(RECORD SET)

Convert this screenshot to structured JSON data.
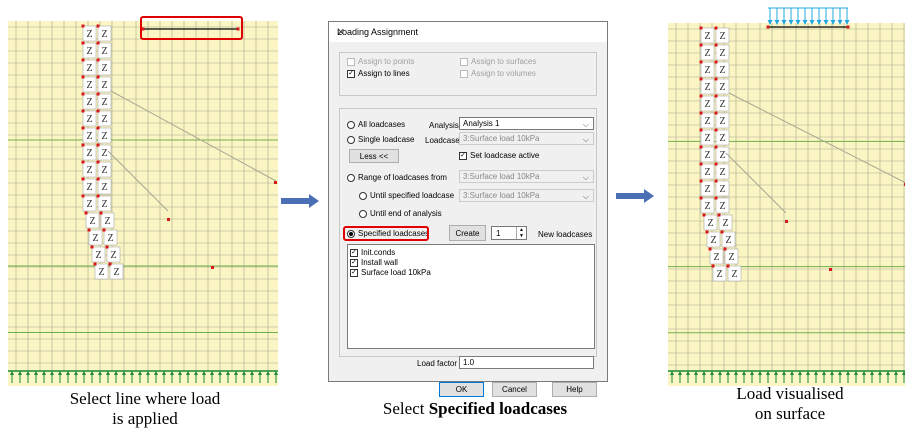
{
  "left_panel": {
    "wall_label": "Z"
  },
  "right_panel": {
    "wall_label": "Z"
  },
  "captions": {
    "left_line1": "Select line where load",
    "left_line2": "is applied",
    "middle_prefix": "Select ",
    "middle_bold": "Specified loadcases",
    "right_line1": "Load visualised",
    "right_line2": "on surface"
  },
  "dialog": {
    "title": "Loading Assignment",
    "close_glyph": "×",
    "assign": {
      "points": "Assign to points",
      "surfaces": "Assign to surfaces",
      "lines": "Assign to lines",
      "volumes": "Assign to volumes",
      "lines_checked": true
    },
    "all_loadcases": "All loadcases",
    "analysis_label": "Analysis",
    "analysis_value": "Analysis 1",
    "single_loadcase": "Single loadcase",
    "loadcase_label": "Loadcase",
    "loadcase_value": "3:Surface load 10kPa",
    "less_button": "Less <<",
    "set_active": "Set loadcase active",
    "range_from": "Range of loadcases from",
    "range_from_value": "3:Surface load 10kPa",
    "until_specified": "Until specified loadcase",
    "until_specified_value": "3:Surface load 10kPa",
    "until_end": "Until end of analysis",
    "specified_loadcases": "Specified loadcases",
    "create_button": "Create",
    "create_count": "1",
    "new_loadcases": "New loadcases",
    "loadcases": [
      {
        "label": "Init.conds",
        "checked": true
      },
      {
        "label": "Install wall",
        "checked": true
      },
      {
        "label": "Surface load 10kPa",
        "checked": true
      }
    ],
    "load_factor_label": "Load factor",
    "load_factor_value": "1.0",
    "ok_button": "OK",
    "cancel_button": "Cancel",
    "help_button": "Help"
  },
  "colors": {
    "mesh_bg": "#fbf5c4",
    "mesh_line": "#a8a890",
    "green_line": "#6fb04a",
    "support": "#1a8a3a",
    "node_red": "#d81818",
    "load_arrow": "#20a8e0",
    "highlight": "#e00000",
    "transition_arrow": "#4a6fb5"
  }
}
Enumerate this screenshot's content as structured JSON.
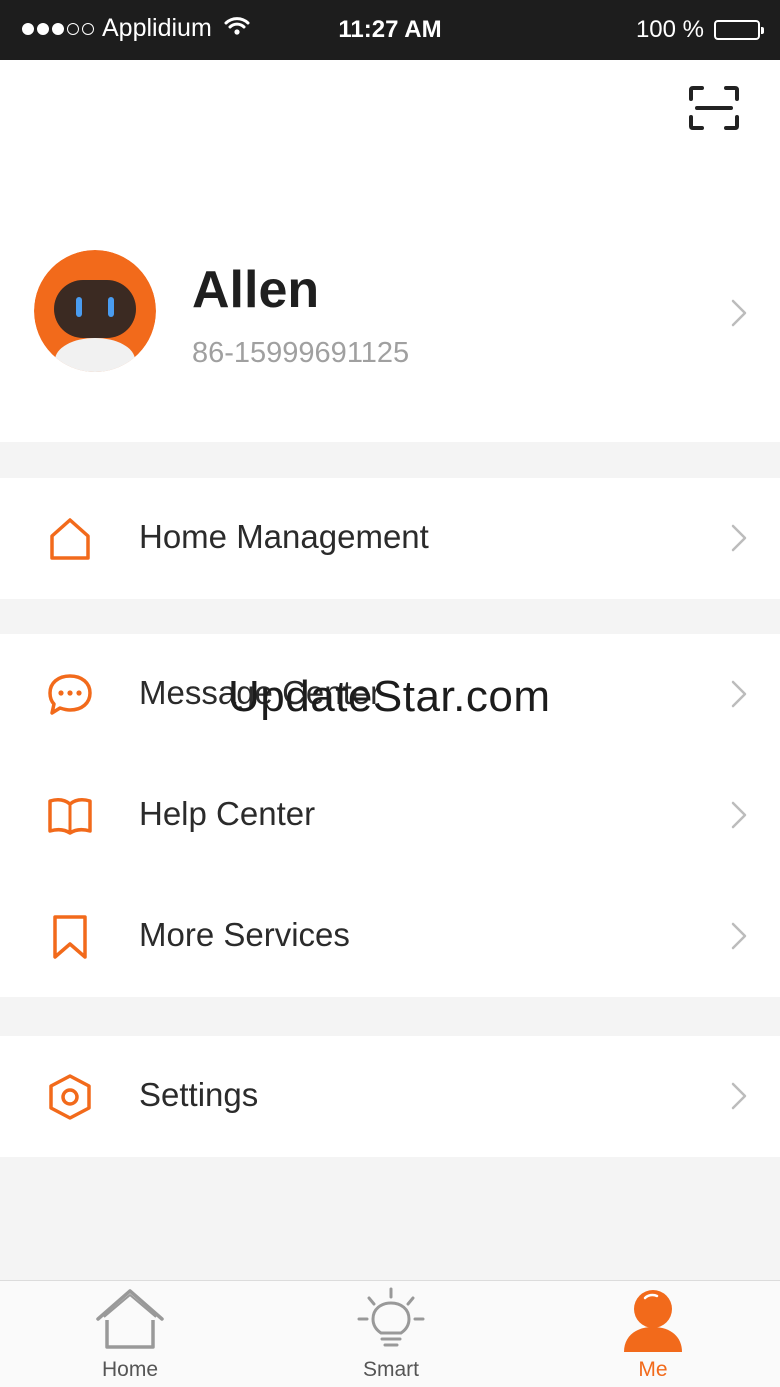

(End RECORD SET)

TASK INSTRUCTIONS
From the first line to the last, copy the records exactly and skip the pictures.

ANSWER BOX
Convert this screenshot to structured JSON data.
{
  "left_panel": {
    "wall_label": "Z"
  },
  "right_panel": {
    "wall_label": "Z"
  },
  "captions": {
    "left_line1": "Select line where load",
    "left_line2": "is applied",
    "middle_prefix": "Select ",
    "middle_bold": "Specified loadcases",
    "right_line1": "Load visualised",
    "right_line2": "on surface"
  },
  "dialog": {
    "title": "Loading Assignment",
    "close_glyph": "×",
    "assign": {
      "points": "Assign to points",
      "surfaces": "Assign to surfaces",
      "lines": "Assign to lines",
      "volumes": "Assign to volumes",
      "lines_checked": true
    },
    "all_loadcases": "All loadcases",
    "analysis_label": "Analysis",
    "analysis_value": "Analysis 1",
    "single_loadcase": "Single loadcase",
    "loadcase_label": "Loadcase",
    "loadcase_value": "3:Surface load 10kPa",
    "less_button": "Less <<",
    "set_active": "Set loadcase active",
    "range_from": "Range of loadcases from",
    "range_from_value": "3:Surface load 10kPa",
    "until_specified": "Until specified loadcase",
    "until_specified_value": "3:Surface load 10kPa",
    "until_end": "Until end of analysis",
    "specified_loadcases": "Specified loadcases",
    "create_button": "Create",
    "create_count": "1",
    "new_loadcases": "New loadcases",
    "loadcases": [
      {
        "label": "Init.conds",
        "checked": true
      },
      {
        "label": "Install wall",
        "checked": true
      },
      {
        "label": "Surface load 10kPa",
        "checked": true
      }
    ],
    "load_factor_label": "Load factor",
    "load_factor_value": "1.0",
    "ok_button": "OK",
    "cancel_button": "Cancel",
    "help_button": "Help"
  },
  "colors": {
    "mesh_bg": "#fbf5c4",
    "mesh_line": "#a8a890",
    "green_line": "#6fb04a",
    "support": "#1a8a3a",
    "node_red": "#d81818",
    "load_arrow": "#20a8e0",
    "highlight": "#e00000",
    "transition_arrow": "#4a6fb5"
  }
}
Enumerate this screenshot's content as structured JSON.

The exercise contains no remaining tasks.